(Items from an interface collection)
%%
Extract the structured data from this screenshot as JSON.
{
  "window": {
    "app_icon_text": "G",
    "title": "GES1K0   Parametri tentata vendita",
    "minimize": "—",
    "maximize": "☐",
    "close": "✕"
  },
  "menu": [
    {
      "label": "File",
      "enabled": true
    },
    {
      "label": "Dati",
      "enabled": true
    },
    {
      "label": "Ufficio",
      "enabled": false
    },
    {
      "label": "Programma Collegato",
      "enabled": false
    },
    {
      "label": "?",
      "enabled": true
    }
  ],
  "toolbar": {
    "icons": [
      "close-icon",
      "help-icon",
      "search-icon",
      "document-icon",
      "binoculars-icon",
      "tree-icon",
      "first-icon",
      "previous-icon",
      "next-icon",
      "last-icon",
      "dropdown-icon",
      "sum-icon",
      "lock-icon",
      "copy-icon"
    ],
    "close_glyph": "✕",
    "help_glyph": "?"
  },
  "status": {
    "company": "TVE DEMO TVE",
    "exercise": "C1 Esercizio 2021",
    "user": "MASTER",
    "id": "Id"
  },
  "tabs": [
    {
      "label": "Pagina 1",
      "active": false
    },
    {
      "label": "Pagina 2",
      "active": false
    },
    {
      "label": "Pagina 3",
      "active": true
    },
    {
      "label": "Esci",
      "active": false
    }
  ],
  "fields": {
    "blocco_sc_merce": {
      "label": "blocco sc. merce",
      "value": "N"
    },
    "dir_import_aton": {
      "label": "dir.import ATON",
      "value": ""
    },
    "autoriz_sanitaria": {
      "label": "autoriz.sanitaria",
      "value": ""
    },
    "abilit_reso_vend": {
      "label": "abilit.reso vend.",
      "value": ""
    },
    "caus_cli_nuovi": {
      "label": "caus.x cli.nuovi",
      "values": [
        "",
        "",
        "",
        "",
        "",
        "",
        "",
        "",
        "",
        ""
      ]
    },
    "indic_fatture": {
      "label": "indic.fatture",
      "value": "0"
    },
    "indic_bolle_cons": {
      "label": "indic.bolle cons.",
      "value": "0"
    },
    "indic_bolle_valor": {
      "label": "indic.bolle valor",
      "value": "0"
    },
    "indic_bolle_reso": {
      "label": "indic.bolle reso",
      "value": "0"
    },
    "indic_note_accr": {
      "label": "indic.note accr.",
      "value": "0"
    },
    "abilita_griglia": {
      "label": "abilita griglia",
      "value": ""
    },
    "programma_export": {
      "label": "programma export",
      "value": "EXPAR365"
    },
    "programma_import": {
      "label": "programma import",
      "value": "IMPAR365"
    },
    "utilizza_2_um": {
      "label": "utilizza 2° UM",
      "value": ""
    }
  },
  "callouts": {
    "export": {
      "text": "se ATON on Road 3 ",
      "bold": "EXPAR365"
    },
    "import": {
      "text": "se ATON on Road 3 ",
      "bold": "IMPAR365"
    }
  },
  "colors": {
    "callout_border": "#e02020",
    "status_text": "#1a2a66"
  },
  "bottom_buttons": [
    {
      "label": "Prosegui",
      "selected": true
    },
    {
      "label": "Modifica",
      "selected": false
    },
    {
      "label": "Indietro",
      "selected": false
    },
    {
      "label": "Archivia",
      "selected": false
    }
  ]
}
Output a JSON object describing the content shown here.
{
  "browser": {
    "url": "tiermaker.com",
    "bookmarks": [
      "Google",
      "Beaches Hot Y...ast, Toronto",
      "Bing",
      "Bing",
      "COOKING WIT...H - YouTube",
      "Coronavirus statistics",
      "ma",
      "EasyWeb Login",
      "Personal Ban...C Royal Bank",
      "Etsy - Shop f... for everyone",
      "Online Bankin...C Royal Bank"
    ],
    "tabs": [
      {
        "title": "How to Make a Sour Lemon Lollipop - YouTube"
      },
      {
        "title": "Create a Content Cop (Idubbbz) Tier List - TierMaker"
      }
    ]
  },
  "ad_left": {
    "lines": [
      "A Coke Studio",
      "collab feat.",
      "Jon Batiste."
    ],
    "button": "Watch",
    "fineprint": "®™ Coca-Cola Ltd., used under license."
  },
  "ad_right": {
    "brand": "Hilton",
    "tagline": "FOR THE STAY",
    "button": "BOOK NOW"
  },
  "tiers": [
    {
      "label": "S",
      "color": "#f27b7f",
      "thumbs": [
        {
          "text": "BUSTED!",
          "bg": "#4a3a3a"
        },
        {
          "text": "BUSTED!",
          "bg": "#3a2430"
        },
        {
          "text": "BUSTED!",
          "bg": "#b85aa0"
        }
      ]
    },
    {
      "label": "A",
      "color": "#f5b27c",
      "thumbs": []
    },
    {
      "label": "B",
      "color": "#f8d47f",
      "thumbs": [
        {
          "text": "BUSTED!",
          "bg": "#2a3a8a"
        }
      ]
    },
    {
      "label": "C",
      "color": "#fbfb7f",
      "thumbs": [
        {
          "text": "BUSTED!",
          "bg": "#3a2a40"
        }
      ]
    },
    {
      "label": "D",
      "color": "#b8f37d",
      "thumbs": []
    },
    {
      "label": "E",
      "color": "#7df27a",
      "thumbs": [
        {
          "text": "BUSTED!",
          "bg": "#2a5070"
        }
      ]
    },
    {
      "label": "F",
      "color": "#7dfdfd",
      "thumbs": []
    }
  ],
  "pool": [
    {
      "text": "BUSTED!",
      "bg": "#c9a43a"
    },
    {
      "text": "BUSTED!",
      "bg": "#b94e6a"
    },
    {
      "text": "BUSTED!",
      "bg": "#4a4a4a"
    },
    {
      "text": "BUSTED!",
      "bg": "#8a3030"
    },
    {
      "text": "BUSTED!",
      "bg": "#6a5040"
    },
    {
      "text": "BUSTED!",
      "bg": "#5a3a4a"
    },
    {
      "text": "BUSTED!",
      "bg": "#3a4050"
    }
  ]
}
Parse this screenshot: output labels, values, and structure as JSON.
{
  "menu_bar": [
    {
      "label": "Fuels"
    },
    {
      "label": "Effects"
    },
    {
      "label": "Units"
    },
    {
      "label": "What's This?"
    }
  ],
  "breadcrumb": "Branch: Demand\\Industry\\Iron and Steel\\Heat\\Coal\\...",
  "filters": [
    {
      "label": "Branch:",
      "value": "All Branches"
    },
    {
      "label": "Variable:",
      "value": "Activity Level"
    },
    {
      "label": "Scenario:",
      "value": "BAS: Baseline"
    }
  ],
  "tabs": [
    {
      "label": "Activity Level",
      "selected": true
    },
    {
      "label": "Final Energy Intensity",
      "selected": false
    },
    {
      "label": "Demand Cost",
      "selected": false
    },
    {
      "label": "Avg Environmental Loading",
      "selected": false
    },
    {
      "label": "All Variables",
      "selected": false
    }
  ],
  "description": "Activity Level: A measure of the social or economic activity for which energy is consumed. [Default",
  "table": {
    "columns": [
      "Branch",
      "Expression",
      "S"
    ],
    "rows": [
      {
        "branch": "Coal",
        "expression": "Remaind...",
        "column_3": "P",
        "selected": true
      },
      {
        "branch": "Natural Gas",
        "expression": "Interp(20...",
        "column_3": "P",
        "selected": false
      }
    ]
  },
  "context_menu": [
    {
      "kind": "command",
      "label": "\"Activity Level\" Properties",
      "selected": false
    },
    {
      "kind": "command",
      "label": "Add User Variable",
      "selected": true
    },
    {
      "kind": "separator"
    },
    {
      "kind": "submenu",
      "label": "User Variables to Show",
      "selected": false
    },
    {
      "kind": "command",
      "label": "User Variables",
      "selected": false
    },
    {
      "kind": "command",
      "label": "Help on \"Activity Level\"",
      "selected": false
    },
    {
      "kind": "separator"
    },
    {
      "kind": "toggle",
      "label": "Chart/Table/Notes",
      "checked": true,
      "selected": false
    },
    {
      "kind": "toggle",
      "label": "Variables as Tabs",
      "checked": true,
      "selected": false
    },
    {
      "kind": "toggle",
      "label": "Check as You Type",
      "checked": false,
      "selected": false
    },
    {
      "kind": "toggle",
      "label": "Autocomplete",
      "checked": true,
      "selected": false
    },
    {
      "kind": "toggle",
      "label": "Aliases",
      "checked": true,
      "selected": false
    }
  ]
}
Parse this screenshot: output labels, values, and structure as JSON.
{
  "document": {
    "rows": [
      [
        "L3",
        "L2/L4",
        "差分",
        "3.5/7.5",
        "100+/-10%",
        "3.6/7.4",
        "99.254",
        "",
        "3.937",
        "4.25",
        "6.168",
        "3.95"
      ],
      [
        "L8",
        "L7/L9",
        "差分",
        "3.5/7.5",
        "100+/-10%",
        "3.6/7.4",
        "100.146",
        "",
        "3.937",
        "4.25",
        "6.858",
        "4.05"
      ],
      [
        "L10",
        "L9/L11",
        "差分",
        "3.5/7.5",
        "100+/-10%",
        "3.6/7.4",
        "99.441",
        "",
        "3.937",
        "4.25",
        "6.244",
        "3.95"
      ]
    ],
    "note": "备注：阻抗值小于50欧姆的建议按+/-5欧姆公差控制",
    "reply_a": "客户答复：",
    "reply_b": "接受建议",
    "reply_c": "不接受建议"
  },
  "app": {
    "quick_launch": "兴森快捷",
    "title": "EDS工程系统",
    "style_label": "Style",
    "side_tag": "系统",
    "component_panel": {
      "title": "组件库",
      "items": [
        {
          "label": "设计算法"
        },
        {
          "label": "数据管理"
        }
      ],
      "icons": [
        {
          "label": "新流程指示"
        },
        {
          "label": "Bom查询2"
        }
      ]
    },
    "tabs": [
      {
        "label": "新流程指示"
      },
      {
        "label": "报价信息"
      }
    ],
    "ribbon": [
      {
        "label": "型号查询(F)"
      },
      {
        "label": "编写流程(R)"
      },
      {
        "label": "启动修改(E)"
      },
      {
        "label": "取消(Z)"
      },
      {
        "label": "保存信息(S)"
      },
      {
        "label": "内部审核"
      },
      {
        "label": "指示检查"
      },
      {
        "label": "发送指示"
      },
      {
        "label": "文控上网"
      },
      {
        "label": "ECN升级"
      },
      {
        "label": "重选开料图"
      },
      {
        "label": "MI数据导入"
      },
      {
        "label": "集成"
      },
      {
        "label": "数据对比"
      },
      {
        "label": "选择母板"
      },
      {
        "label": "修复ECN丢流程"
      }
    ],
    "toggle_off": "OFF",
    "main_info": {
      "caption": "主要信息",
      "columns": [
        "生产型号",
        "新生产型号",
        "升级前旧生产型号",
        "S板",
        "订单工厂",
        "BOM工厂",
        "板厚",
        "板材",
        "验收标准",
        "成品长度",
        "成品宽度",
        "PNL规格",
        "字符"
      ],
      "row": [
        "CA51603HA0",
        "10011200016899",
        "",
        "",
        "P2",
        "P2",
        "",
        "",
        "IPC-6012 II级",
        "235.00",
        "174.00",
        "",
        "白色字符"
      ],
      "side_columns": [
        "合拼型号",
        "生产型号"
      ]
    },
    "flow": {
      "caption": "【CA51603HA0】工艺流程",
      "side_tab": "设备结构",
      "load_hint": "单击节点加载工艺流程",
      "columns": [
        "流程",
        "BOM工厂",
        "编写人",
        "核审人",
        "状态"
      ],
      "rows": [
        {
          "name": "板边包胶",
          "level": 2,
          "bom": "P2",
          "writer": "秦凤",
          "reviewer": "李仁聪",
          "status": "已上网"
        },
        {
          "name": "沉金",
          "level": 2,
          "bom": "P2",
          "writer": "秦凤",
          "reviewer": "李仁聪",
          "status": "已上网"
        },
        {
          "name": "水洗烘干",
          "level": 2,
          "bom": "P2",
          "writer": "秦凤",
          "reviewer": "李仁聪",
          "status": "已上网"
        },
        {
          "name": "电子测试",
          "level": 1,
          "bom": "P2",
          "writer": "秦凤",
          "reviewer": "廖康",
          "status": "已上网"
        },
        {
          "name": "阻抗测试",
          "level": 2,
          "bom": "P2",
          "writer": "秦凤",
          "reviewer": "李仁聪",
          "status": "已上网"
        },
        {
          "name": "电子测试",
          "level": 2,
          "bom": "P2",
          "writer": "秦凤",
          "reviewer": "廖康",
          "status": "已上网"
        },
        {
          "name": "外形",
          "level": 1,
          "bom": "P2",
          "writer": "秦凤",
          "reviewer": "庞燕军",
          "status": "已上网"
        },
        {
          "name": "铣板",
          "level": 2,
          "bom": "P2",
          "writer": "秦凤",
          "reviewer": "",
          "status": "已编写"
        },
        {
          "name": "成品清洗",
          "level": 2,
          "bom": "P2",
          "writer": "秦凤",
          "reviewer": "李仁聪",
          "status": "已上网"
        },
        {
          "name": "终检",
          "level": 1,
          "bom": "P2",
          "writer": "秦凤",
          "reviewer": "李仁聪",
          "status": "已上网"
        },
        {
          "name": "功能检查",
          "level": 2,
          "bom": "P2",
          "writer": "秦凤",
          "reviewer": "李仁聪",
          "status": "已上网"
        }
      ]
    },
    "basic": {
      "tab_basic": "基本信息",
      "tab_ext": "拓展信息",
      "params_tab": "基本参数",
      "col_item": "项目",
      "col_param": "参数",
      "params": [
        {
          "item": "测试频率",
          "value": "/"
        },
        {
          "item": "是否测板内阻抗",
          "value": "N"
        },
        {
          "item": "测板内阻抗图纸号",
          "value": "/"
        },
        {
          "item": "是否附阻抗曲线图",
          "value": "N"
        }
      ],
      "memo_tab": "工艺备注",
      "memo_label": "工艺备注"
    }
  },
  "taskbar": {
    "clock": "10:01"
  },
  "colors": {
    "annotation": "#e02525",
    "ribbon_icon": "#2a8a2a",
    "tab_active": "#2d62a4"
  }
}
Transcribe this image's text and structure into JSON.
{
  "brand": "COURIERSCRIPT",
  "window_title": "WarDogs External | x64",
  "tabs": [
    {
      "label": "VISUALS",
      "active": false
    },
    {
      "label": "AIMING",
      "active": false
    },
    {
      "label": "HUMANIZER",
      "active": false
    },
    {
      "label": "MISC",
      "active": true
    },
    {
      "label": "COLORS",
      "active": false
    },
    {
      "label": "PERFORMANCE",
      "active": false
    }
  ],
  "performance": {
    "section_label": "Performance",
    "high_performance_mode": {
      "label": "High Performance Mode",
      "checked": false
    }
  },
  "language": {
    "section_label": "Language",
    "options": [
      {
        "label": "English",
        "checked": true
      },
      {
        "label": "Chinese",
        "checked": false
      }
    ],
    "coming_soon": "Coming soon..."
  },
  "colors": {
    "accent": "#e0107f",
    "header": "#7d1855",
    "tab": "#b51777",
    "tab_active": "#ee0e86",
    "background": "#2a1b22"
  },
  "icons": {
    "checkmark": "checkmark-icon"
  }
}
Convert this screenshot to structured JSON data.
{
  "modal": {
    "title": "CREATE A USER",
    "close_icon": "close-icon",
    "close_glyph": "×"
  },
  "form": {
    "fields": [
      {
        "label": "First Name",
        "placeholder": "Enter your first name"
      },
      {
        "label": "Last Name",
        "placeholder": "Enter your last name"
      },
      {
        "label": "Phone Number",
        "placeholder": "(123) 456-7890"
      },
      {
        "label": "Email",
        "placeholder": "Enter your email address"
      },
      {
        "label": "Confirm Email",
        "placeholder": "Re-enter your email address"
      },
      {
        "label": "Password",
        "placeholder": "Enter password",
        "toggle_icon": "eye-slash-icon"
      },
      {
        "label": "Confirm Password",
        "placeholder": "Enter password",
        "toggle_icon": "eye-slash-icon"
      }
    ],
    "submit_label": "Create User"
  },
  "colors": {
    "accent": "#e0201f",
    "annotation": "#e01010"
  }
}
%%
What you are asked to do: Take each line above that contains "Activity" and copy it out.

Completed exercise:
      "value": "Activity Level"
      "label": "Activity Level",
  "description": "Activity Level: A measure of the social or economic activity for which energy is consumed. [Default",
      "label": "\"Activity Level\" Properties",
      "label": "Help on \"Activity Level\"",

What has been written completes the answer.